Dr No is my favourite James Bond book; not by much, but enough to make it superior even among a superior series. I honestly don’t know what it is about it that I like so much but for some reason everything about it seems to click perfectly in place. This was the first Bond book I ever came in contact with. One Christmas I received the audio book of Dr No read by Rufus Sewell. First a little background. At this point I was a huge fan of the James Bond films and Dr No ranked among my favourites. Secondly I adored Rufus Sewell for his brilliant work on Dr Sin (Note to self, write a “Why-I-Love-Dr-Sin” article). I spent a whole day blitzing out on the CD and I was hooked on James Bond novels from there on.
But it isn’t just because Dr No is my first Bond book that I love it so much. Oh no. It’s because everything in it is inspired writing with Fleming at his very best. The Jamaica setting is always his best place to write about the premise is brilliant, the description is beautiful but concise and the action comes thick and fast. Fleming manages to blend Literature with a capital “L” and the same much loved conventions of James Bond to create a thriller to beat all thrillers.
From the superb opening assassination scene which I have eternally attempted to reproduce in my own writing to the final brutal “assault course of death” which Bond must defeat this is a thriller without match. Honey Ryder, the girl, is surely described as the hottest of all Bond girls and the fact that she parades around in nothing more and sometimes slightly less than a bikini makes her especially alluring.
Above I mentioned the setting. Fleming might as well have been a native of Jamaica as he lived there for many years on and off and knew the place like the back of his hand. In Dr No we get the best feeling of Jamaica in any Bond book and after reading Dr No you can almost claim to have visited such is the local detail shown in this book.
The plot is much the same as the film’s. The idea is that a villainous Chino-German mastermind attempts to sabotage the American missile program from his Jamaican island base. Bond is dragged into it while completing a supposedly “soft” mission investigating the disappearance of MI6 operative Strangeways.

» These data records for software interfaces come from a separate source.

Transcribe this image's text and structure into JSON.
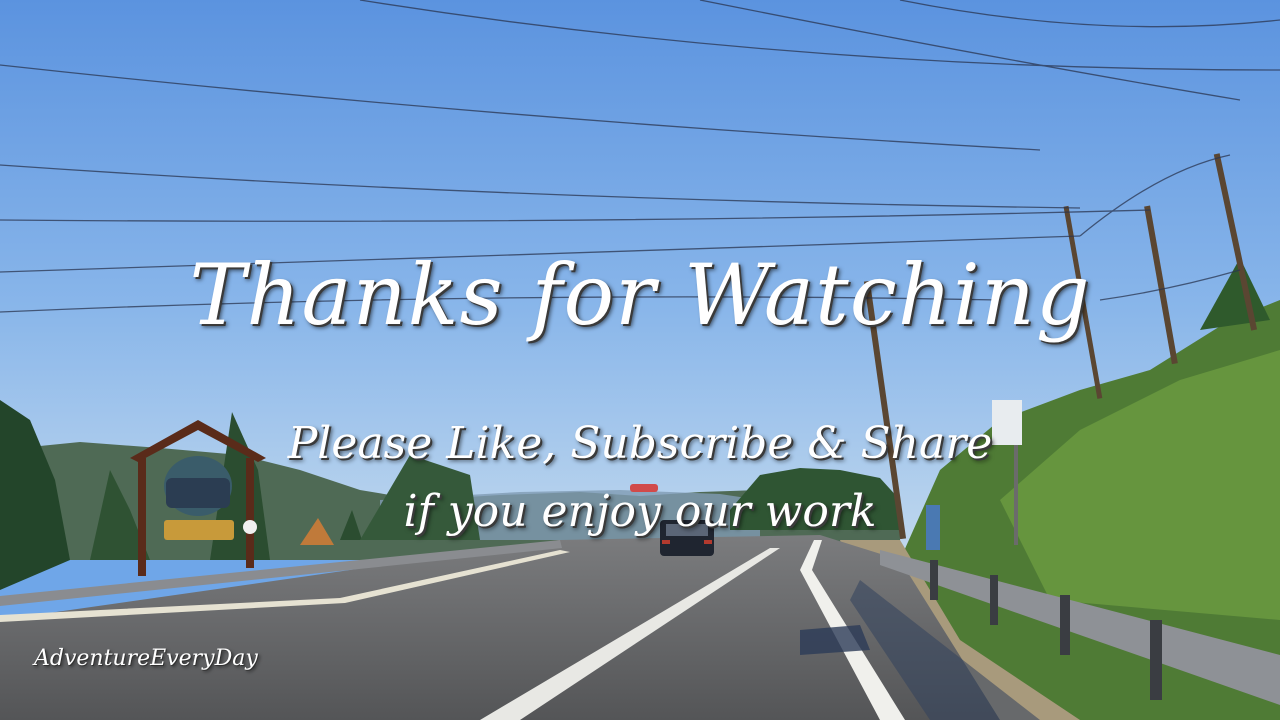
{
  "overlay": {
    "title": "Thanks for Watching",
    "subtitle_line1": "Please Like, Subscribe & Share",
    "subtitle_line2": "if you enjoy our work",
    "watermark": "AdventureEveryDay"
  },
  "colors": {
    "sky_top": "#5e97e0",
    "sky_bottom": "#b7d3ee",
    "road": "#5f6062",
    "text": "#ffffff"
  }
}
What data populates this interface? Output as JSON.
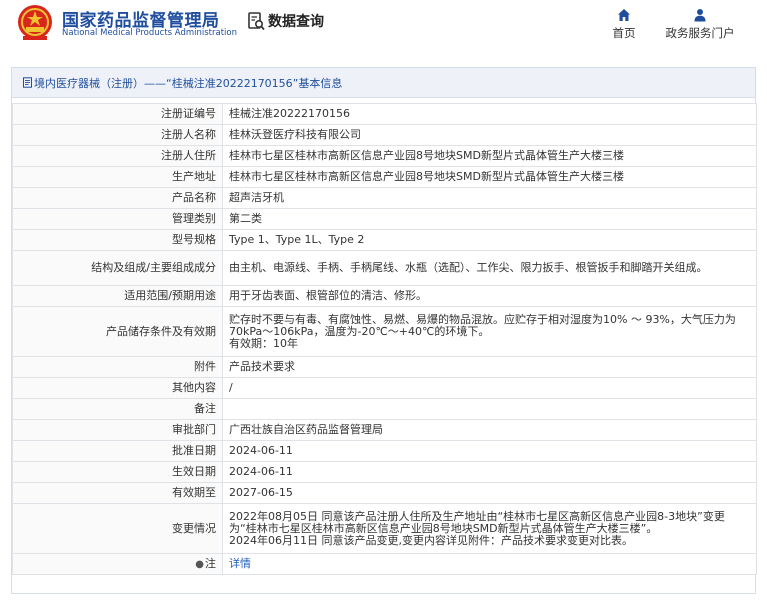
{
  "header": {
    "logo_cn": "国家药品监督管理局",
    "logo_en": "National Medical Products Administration",
    "data_query": "数据查询",
    "nav": [
      {
        "label": "首页",
        "icon": "home-icon"
      },
      {
        "label": "政务服务门户",
        "icon": "user-icon"
      }
    ]
  },
  "panel": {
    "title": "境内医疗器械（注册）——“桂械注准20222170156”基本信息"
  },
  "rows": [
    {
      "label": "注册证编号",
      "value": "桂械注准20222170156"
    },
    {
      "label": "注册人名称",
      "value": "桂林沃登医疗科技有限公司"
    },
    {
      "label": "注册人住所",
      "value": "桂林市七星区桂林市高新区信息产业园8号地块SMD新型片式晶体管生产大楼三楼"
    },
    {
      "label": "生产地址",
      "value": "桂林市七星区桂林市高新区信息产业园8号地块SMD新型片式晶体管生产大楼三楼"
    },
    {
      "label": "产品名称",
      "value": "超声洁牙机"
    },
    {
      "label": "管理类别",
      "value": "第二类"
    },
    {
      "label": "型号规格",
      "value": "Type 1、Type 1L、Type 2"
    },
    {
      "label": "结构及组成/主要组成成分",
      "value": "由主机、电源线、手柄、手柄尾线、水瓶（选配）、工作尖、限力扳手、根管扳手和脚踏开关组成。"
    },
    {
      "label": "适用范围/预期用途",
      "value": "用于牙齿表面、根管部位的清洁、修形。"
    },
    {
      "label": "产品储存条件及有效期",
      "value": "贮存时不要与有毒、有腐蚀性、易燃、易爆的物品混放。应贮存于相对湿度为10% ～ 93%，大气压力为70kPa～106kPa，温度为-20℃～+40℃的环境下。\n有效期：10年"
    },
    {
      "label": "附件",
      "value": "产品技术要求"
    },
    {
      "label": "其他内容",
      "value": "/"
    },
    {
      "label": "备注",
      "value": ""
    },
    {
      "label": "审批部门",
      "value": "广西壮族自治区药品监督管理局"
    },
    {
      "label": "批准日期",
      "value": "2024-06-11"
    },
    {
      "label": "生效日期",
      "value": "2024-06-11"
    },
    {
      "label": "有效期至",
      "value": "2027-06-15"
    },
    {
      "label": "变更情况",
      "value": "2022年08月05日 同意该产品注册人住所及生产地址由“桂林市七星区高新区信息产业园8-3地块”变更为“桂林市七星区桂林市高新区信息产业园8号地块SMD新型片式晶体管生产大楼三楼”。\n2024年06月11日 同意该产品变更,变更内容详见附件：产品技术要求变更对比表。"
    }
  ],
  "note_row": {
    "label": "注",
    "link": "详情"
  }
}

The titular Dr No is a fascinating, viciously evil villain with the best backstory of the series. A Chino-German criminal who made his fortune by embezzling money from the Tong crime syndicates, No had his arms chopped off and his left chest (his heart is on the right) stabbed by the vengeful members of the Tong. Rather than, like a normal person, getting a fully functional pair of prosthetic limbs he instead decided to place powerful steel pincers on his arms capable of crushing metal.
The villainous Dr No is also a sort of perverted scientist obsessed with pain. He wishes to continue his studies by placing Bond in a lethal assault course on his island kingdom of Crab Key. This features all manner of horrors including flames, spiders and a giant octopus. I’m still amazed the film makers chose to not include what is, for me, one of the best plotted and written sequences in any Bond book. The villain’s death at the hands of Bond and a crane full of bird faeces is a step more disgusting even than the character’s death in irradiated water in the film version. You always can tell whether a villain is well written or not when you get the unique balance of admiring his skill and ingenuity but also cheering when he dies. Both of which occurred when I listened to Dr No.
A final note must be made on the superior quality of Rufus Sewell’s expert reading of the book. With skill and talent he brings to life the understated quality of Fleming’s work brilliantly and delivers the action to pulse pounding perfection.
You’ve probably noticed that I’ve placed an In Her Majesty’s name article up here today as well. Hopefully this’ll make up for the three (or is it four?) week hiatus. I don’t think this will happen again but what can I say, the perfect storm of long holidays and computer failure.
This is Frontline Armchair singing off.